Japanese minister charts 'steady progress' after Fukushima

27 September 2016

In the five-and-a-half years since the Great East Japan Earthquake, "steady progress" is being made in the decommissioning process and contaminated water management at the Fukushima Daiichi nuclear power plant, Hirotaka Ishihara, state minister of the cabinet office of Japan, told the International Atomic Energy Agency's 60th General Conference yesterday. Decontamination and environmental remediation are "moving forward" and the evacuation zones are "growing smaller", Ishihara said.

Noting that in April this year, with support from the IAEA, Japan had organised the First International Forum on the Decommissioning of the Fukushima Daiichi Plant, Ishihara told delegates gathered in Vienna for the Agency's General Conference: "We will continue to move forward with the decommissioning and contaminated water management in a transparent way, visible to the world, and will also share with the international community the lessons learned from this accident."

He added: "We are also making ongoing efforts to ensure the safety of food produced in Japan. Recognizing that many countries have already lifted restrictions on food imports from Japan, we encourage the international community to implement import policies based on scientific evidence."

Nuclear energy is an important baseload power source in terms of stable supply, economic efficiency and greenhouse gas reduction, "as long as its safety is ensured", he said. "The government of Japan plans to restart nuclear reactors that satisfy the new regulatory requirements established after the nuclear accident at the Fukushima Daiichi plant, while working to achieve understanding with the host municipalities," he added.

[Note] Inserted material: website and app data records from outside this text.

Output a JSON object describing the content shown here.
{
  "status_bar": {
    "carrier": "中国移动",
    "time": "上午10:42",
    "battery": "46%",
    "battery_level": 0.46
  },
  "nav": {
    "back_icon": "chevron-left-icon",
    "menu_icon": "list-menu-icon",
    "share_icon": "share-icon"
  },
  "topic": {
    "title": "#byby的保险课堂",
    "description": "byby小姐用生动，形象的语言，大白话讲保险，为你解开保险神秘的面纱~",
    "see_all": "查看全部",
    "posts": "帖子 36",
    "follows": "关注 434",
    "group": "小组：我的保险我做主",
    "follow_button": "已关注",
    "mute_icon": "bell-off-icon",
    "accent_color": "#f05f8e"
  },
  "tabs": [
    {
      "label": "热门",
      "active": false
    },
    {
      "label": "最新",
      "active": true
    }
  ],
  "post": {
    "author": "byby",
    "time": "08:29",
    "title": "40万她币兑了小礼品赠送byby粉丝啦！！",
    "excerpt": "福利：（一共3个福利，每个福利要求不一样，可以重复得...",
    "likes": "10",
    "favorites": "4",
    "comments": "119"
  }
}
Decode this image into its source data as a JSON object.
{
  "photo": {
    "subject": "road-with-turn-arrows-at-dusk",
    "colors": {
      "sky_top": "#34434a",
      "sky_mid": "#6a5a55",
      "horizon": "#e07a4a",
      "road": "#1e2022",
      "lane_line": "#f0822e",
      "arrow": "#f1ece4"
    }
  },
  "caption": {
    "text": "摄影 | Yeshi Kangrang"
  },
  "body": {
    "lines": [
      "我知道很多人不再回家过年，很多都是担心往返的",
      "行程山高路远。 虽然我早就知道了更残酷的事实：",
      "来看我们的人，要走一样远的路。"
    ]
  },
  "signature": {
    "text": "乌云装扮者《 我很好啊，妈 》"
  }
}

Japan "firmly maintains the principle of not possessing plutonium without specific purposes", he stressed. "In this regard, Japan will steadily utilise its plutonium in light water reactors under vigorous IAEA safeguards, including unit 3 of the Ikata nuclear power plant, which was restarted in August. In accordance with this principle, Japan is making additional efforts to further increase transparency and confidence in its plutonium use, including measures such as the annual publication of The Status Report on Plutonium Management" and the May 2016 legislation aimed at reinforcing governance of reprocessing projects," he said.

Researched and written
by World Nuclear News